The problem.
Word for word, restate every line of the material.

Available data.
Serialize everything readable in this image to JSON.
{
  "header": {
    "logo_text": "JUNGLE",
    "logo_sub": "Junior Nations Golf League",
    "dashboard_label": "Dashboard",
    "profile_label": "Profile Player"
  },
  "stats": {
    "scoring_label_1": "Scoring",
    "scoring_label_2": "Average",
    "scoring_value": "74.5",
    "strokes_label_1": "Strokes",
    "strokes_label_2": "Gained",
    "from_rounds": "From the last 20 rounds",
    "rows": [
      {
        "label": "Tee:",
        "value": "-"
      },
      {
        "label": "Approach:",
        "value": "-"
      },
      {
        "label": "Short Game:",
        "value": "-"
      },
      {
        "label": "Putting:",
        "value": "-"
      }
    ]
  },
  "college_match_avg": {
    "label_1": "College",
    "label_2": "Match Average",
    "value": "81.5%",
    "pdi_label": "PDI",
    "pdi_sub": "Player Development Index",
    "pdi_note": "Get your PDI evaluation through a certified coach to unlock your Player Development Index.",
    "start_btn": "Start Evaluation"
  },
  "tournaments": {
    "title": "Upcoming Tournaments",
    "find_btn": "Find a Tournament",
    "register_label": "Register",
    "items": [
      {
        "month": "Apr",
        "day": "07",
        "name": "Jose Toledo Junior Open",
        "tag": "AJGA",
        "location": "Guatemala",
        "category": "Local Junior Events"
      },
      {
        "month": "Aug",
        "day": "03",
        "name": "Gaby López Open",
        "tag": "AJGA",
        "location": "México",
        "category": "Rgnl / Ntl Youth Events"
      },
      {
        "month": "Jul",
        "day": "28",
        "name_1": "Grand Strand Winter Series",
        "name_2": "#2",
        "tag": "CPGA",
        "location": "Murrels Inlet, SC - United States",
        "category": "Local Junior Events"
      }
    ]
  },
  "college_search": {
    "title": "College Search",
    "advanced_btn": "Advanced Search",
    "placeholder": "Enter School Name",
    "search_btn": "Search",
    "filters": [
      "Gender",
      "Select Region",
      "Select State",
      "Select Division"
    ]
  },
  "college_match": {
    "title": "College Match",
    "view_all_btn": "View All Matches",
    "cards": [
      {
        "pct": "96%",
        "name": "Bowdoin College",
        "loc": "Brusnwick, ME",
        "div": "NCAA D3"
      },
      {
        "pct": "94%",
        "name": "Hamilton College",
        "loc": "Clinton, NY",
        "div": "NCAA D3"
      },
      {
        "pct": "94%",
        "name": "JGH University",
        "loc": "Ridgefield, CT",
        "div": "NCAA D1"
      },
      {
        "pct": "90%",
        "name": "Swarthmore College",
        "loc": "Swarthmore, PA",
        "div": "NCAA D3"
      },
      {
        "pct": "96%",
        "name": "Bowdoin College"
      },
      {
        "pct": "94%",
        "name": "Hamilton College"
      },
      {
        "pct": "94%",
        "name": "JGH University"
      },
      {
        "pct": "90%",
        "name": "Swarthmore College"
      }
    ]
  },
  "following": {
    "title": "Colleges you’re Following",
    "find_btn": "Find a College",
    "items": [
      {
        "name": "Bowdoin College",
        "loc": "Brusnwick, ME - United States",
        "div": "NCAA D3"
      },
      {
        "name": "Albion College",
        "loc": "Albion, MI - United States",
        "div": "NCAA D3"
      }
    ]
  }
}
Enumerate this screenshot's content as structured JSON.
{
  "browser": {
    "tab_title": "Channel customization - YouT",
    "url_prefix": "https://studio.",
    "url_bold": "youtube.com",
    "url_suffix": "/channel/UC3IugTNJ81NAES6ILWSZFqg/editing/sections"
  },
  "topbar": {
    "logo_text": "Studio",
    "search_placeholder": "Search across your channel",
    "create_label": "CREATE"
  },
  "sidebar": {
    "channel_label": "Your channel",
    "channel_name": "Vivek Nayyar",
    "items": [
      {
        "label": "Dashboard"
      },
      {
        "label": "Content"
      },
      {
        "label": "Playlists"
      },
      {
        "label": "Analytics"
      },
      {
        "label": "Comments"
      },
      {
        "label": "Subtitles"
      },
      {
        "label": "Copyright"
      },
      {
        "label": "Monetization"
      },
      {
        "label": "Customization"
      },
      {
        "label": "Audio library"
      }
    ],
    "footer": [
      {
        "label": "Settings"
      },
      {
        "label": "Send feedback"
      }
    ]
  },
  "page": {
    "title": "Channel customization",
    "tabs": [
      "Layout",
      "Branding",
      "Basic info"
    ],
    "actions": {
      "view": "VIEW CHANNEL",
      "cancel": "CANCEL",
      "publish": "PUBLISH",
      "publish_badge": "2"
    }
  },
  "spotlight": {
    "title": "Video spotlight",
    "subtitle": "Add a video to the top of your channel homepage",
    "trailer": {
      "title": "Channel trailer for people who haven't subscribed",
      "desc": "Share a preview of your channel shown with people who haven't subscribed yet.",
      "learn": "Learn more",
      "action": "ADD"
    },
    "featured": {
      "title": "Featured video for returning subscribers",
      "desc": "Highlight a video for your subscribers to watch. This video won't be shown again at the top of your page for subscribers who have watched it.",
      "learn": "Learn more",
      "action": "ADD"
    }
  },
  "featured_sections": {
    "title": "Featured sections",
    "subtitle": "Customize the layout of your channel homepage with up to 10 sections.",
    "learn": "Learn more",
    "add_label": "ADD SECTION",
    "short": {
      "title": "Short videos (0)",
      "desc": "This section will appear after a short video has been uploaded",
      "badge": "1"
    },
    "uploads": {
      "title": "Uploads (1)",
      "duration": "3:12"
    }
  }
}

Answer section.
Serialize everything readable in this image to JSON.
{
  "header": {
    "logo_text": "JUNGLE",
    "logo_sub": "Junior Nations Golf League",
    "dashboard_label": "Dashboard",
    "profile_label": "Profile Player"
  },
  "stats": {
    "scoring_label_1": "Scoring",
    "scoring_label_2": "Average",
    "scoring_value": "74.5",
    "strokes_label_1": "Strokes",
    "strokes_label_2": "Gained",
    "from_rounds": "From the last 20 rounds",
    "rows": [
      {
        "label": "Tee:",
        "value": "-"
      },
      {
        "label": "Approach:",
        "value": "-"
      },
      {
        "label": "Short Game:",
        "value": "-"
      },
      {
        "label": "Putting:",
        "value": "-"
      }
    ]
  },
  "college_match_avg": {
    "label_1": "College",
    "label_2": "Match Average",
    "value": "81.5%",
    "pdi_label": "PDI",
    "pdi_sub": "Player Development Index",
    "pdi_note": "Get your PDI evaluation through a certified coach to unlock your Player Development Index.",
    "start_btn": "Start Evaluation"
  },
  "tournaments": {
    "title": "Upcoming Tournaments",
    "find_btn": "Find a Tournament",
    "register_label": "Register",
    "items": [
      {
        "month": "Apr",
        "day": "07",
        "name": "Jose Toledo Junior Open",
        "tag": "AJGA",
        "location": "Guatemala",
        "category": "Local Junior Events"
      },
      {
        "month": "Aug",
        "day": "03",
        "name": "Gaby López Open",
        "tag": "AJGA",
        "location": "México",
        "category": "Rgnl / Ntl Youth Events"
      },
      {
        "month": "Jul",
        "day": "28",
        "name_1": "Grand Strand Winter Series",
        "name_2": "#2",
        "tag": "CPGA",
        "location": "Murrels Inlet, SC - United States",
        "category": "Local Junior Events"
      }
    ]
  },
  "college_search": {
    "title": "College Search",
    "advanced_btn": "Advanced Search",
    "placeholder": "Enter School Name",
    "search_btn": "Search",
    "filters": [
      "Gender",
      "Select Region",
      "Select State",
      "Select Division"
    ]
  },
  "college_match": {
    "title": "College Match",
    "view_all_btn": "View All Matches",
    "cards": [
      {
        "pct": "96%",
        "name": "Bowdoin College",
        "loc": "Brusnwick, ME",
        "div": "NCAA D3"
      },
      {
        "pct": "94%",
        "name": "Hamilton College",
        "loc": "Clinton, NY",
        "div": "NCAA D3"
      },
      {
        "pct": "94%",
        "name": "JGH University",
        "loc": "Ridgefield, CT",
        "div": "NCAA D1"
      },
      {
        "pct": "90%",
        "name": "Swarthmore College",
        "loc": "Swarthmore, PA",
        "div": "NCAA D3"
      },
      {
        "pct": "96%",
        "name": "Bowdoin College"
      },
      {
        "pct": "94%",
        "name": "Hamilton College"
      },
      {
        "pct": "94%",
        "name": "JGH University"
      },
      {
        "pct": "90%",
        "name": "Swarthmore College"
      }
    ]
  },
  "following": {
    "title": "Colleges you’re Following",
    "find_btn": "Find a College",
    "items": [
      {
        "name": "Bowdoin College",
        "loc": "Brusnwick, ME - United States",
        "div": "NCAA D3"
      },
      {
        "name": "Albion College",
        "loc": "Albion, MI - United States",
        "div": "NCAA D3"
      }
    ]
  }
}
Enumerate this screenshot's content as structured JSON.
{
  "browser": {
    "tab_title": "Channel customization - YouT",
    "url_prefix": "https://studio.",
    "url_bold": "youtube.com",
    "url_suffix": "/channel/UC3IugTNJ81NAES6ILWSZFqg/editing/sections"
  },
  "topbar": {
    "logo_text": "Studio",
    "search_placeholder": "Search across your channel",
    "create_label": "CREATE"
  },
  "sidebar": {
    "channel_label": "Your channel",
    "channel_name": "Vivek Nayyar",
    "items": [
      {
        "label": "Dashboard"
      },
      {
        "label": "Content"
      },
      {
        "label": "Playlists"
      },
      {
        "label": "Analytics"
      },
      {
        "label": "Comments"
      },
      {
        "label": "Subtitles"
      },
      {
        "label": "Copyright"
      },
      {
        "label": "Monetization"
      },
      {
        "label": "Customization"
      },
      {
        "label": "Audio library"
      }
    ],
    "footer": [
      {
        "label": "Settings"
      },
      {
        "label": "Send feedback"
      }
    ]
  },
  "page": {
    "title": "Channel customization",
    "tabs": [
      "Layout",
      "Branding",
      "Basic info"
    ],
    "actions": {
      "view": "VIEW CHANNEL",
      "cancel": "CANCEL",
      "publish": "PUBLISH",
      "publish_badge": "2"
    }
  },
  "spotlight": {
    "title": "Video spotlight",
    "subtitle": "Add a video to the top of your channel homepage",
    "trailer": {
      "title": "Channel trailer for people who haven't subscribed",
      "desc": "Share a preview of your channel shown with people who haven't subscribed yet.",
      "learn": "Learn more",
      "action": "ADD"
    },
    "featured": {
      "title": "Featured video for returning subscribers",
      "desc": "Highlight a video for your subscribers to watch. This video won't be shown again at the top of your page for subscribers who have watched it.",
      "learn": "Learn more",
      "action": "ADD"
    }
  },
  "featured_sections": {
    "title": "Featured sections",
    "subtitle": "Customize the layout of your channel homepage with up to 10 sections.",
    "learn": "Learn more",
    "add_label": "ADD SECTION",
    "short": {
      "title": "Short videos (0)",
      "desc": "This section will appear after a short video has been uploaded",
      "badge": "1"
    },
    "uploads": {
      "title": "Uploads (1)",
      "duration": "3:12"
    }
  }
}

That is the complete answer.